In the end, Benfey appeals to "nuance" in suggesting that Reynolds is unable to get past "bludgeoning 'contextualization.'" However, in Benfey's case, "nuance" is a euphemism that allows him to suggest that calling Brown a "fanatic" is historically reasonable--that somehow he stands, along with Hawthorne and Melville, between anti-slavery “ideals” and the so-called fanaticism of "questionable physical means." But as Reynolds' work reveals, in the antebellum era of the United States, it was the majority of white people who actually were racial "fanatics," not John Brown. Indeed, as the abolitionist understood, the non-violent anti-slavery side was already "nuanced" to the point of inaction and lack of a real strategy to end slavery in the United States.
Contrary to Benfey, Brown's plan for a liberation movement in the South was the finest expression of real political and ethical nuance, because he sought justice for the slave as a priority without blunt insurrection--which necessitated the killing of slave masters as a point of strategy.
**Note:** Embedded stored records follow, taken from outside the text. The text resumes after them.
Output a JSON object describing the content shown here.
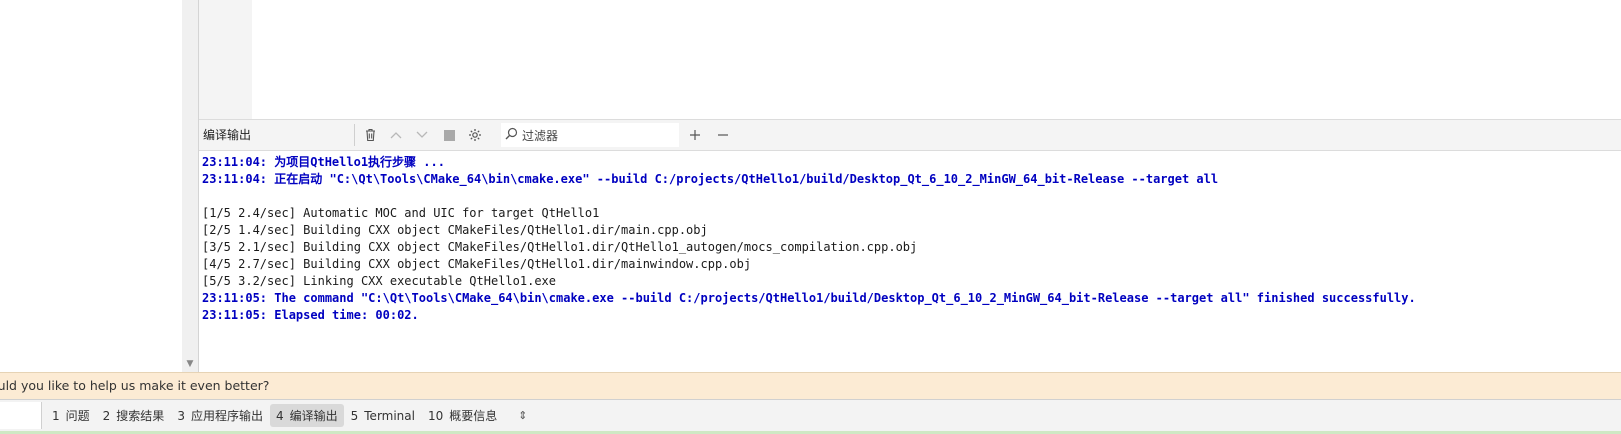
{
  "output_pane": {
    "title": "编译输出",
    "filter_placeholder": "过滤器",
    "lines": [
      {
        "text": "23:11:04: 为项目QtHello1执行步骤 ...",
        "kind": "sys"
      },
      {
        "text": "23:11:04: 正在启动 \"C:\\Qt\\Tools\\CMake_64\\bin\\cmake.exe\" --build C:/projects/QtHello1/build/Desktop_Qt_6_10_2_MinGW_64_bit-Release --target all",
        "kind": "sys"
      },
      {
        "text": "",
        "kind": "plain"
      },
      {
        "text": "[1/5 2.4/sec] Automatic MOC and UIC for target QtHello1",
        "kind": "plain"
      },
      {
        "text": "[2/5 1.4/sec] Building CXX object CMakeFiles/QtHello1.dir/main.cpp.obj",
        "kind": "plain"
      },
      {
        "text": "[3/5 2.1/sec] Building CXX object CMakeFiles/QtHello1.dir/QtHello1_autogen/mocs_compilation.cpp.obj",
        "kind": "plain"
      },
      {
        "text": "[4/5 2.7/sec] Building CXX object CMakeFiles/QtHello1.dir/mainwindow.cpp.obj",
        "kind": "plain"
      },
      {
        "text": "[5/5 3.2/sec] Linking CXX executable QtHello1.exe",
        "kind": "plain"
      },
      {
        "text": "23:11:05: The command \"C:\\Qt\\Tools\\CMake_64\\bin\\cmake.exe --build C:/projects/QtHello1/build/Desktop_Qt_6_10_2_MinGW_64_bit-Release --target all\" finished successfully.",
        "kind": "sys"
      },
      {
        "text": "23:11:05: Elapsed time: 00:02.",
        "kind": "sys"
      }
    ]
  },
  "infobar": {
    "text": "ould you like to help us make it even better?"
  },
  "bottom_tabs": [
    {
      "num": "1",
      "label": "问题",
      "active": false
    },
    {
      "num": "2",
      "label": "搜索结果",
      "active": false
    },
    {
      "num": "3",
      "label": "应用程序输出",
      "active": false
    },
    {
      "num": "4",
      "label": "编译输出",
      "active": true
    },
    {
      "num": "5",
      "label": "Terminal",
      "active": false
    },
    {
      "num": "10",
      "label": "概要信息",
      "active": false
    }
  ],
  "colors": {
    "system_message": "#0000c0",
    "infobar_bg": "#fcebd4",
    "active_tab_bg": "#d9d9d9"
  }
}
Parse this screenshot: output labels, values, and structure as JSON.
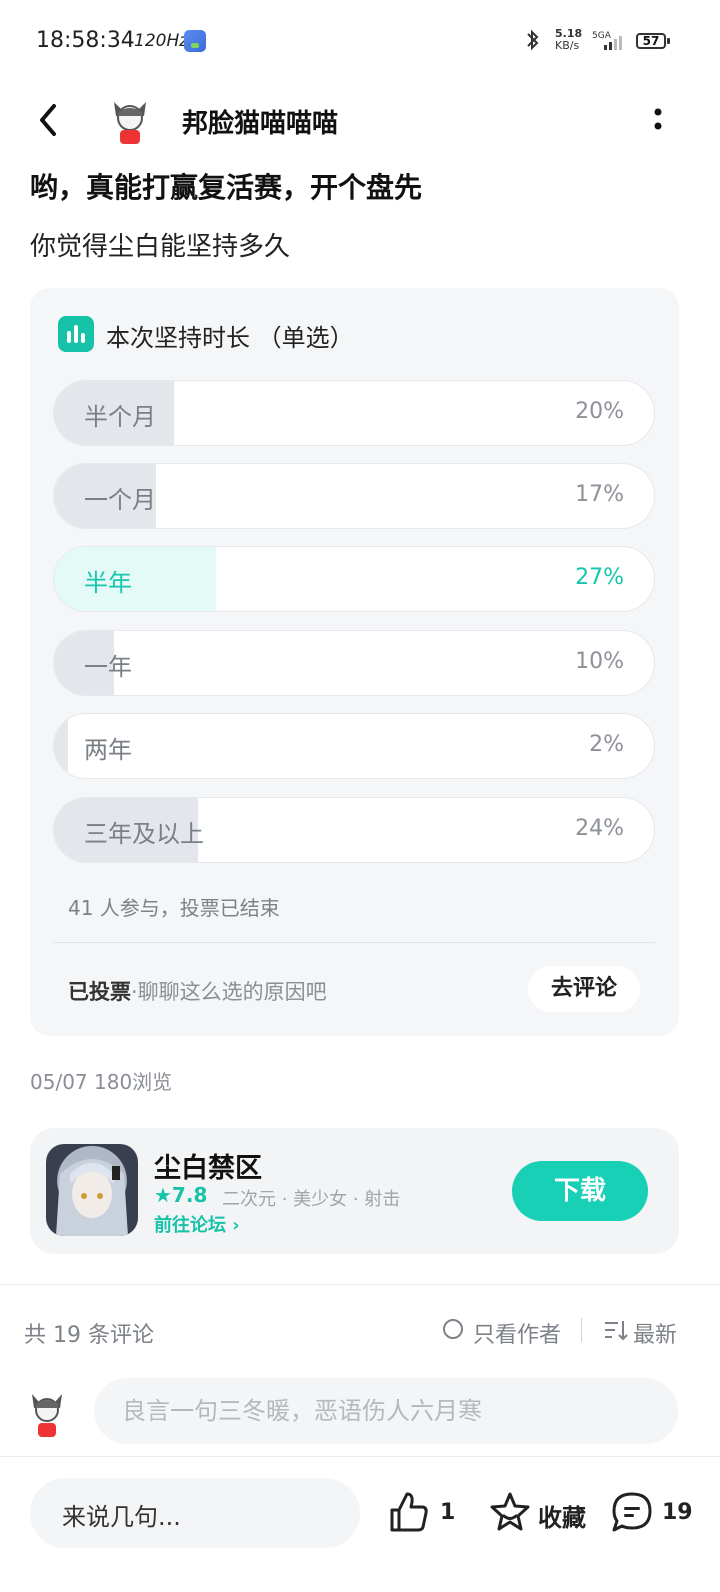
{
  "status_bar": {
    "time": "18:58:34",
    "refresh_rate": "120Hz",
    "net_speed_value": "5.18",
    "net_speed_unit": "KB/s",
    "network": "5GA",
    "battery": "57"
  },
  "header": {
    "author_name": "邦脸猫喵喵喵"
  },
  "post": {
    "title": "哟，真能打赢复活赛，开个盘先",
    "body": "你觉得尘白能坚持多久",
    "meta": "05/07  180浏览"
  },
  "poll": {
    "title": "本次坚持时长 （单选）",
    "options": [
      {
        "label": "半个月",
        "percent_text": "20%",
        "fill": 0.2,
        "selected": false
      },
      {
        "label": "一个月",
        "percent_text": "17%",
        "fill": 0.17,
        "selected": false
      },
      {
        "label": "半年",
        "percent_text": "27%",
        "fill": 0.27,
        "selected": true
      },
      {
        "label": "一年",
        "percent_text": "10%",
        "fill": 0.1,
        "selected": false
      },
      {
        "label": "两年",
        "percent_text": "2%",
        "fill": 0.02,
        "selected": false
      },
      {
        "label": "三年及以上",
        "percent_text": "24%",
        "fill": 0.24,
        "selected": false
      }
    ],
    "stats": "41 人参与，投票已结束",
    "voted_label": "已投票",
    "voted_hint": "·聊聊这么选的原因吧",
    "comment_button": "去评论"
  },
  "game": {
    "name": "尘白禁区",
    "score": "★7.8",
    "tags": "二次元 · 美少女 · 射击",
    "forum_link": "前往论坛 ›",
    "download": "下载"
  },
  "comments": {
    "count": "共 19 条评论",
    "only_author": "只看作者",
    "sort": "最新",
    "input_placeholder": "良言一句三冬暖，恶语伤人六月寒"
  },
  "bottom_bar": {
    "quick_comment": "来说几句...",
    "likes": "1",
    "favorite": "收藏",
    "comment_count": "19"
  },
  "colors": {
    "accent": "#17c3a8",
    "download_button": "#17d0b5"
  },
  "icons": [
    "back-icon",
    "more-icon",
    "poll-chart-icon",
    "bluetooth-icon",
    "signal-icon",
    "battery-icon",
    "sort-icon",
    "like-icon",
    "favorite-star-icon",
    "comment-bubble-icon"
  ]
}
As Brown put it on the last day of his life, he wanted a movement that could accomplish freedom for the slave "without very much bloodshed." If this not "nuanced," I do not know what is. Quite unlike David Reynolds, Christopher Benfey remains incapable of reading this story without prejudice and caricature, and his arguments smack of evasion more than fact.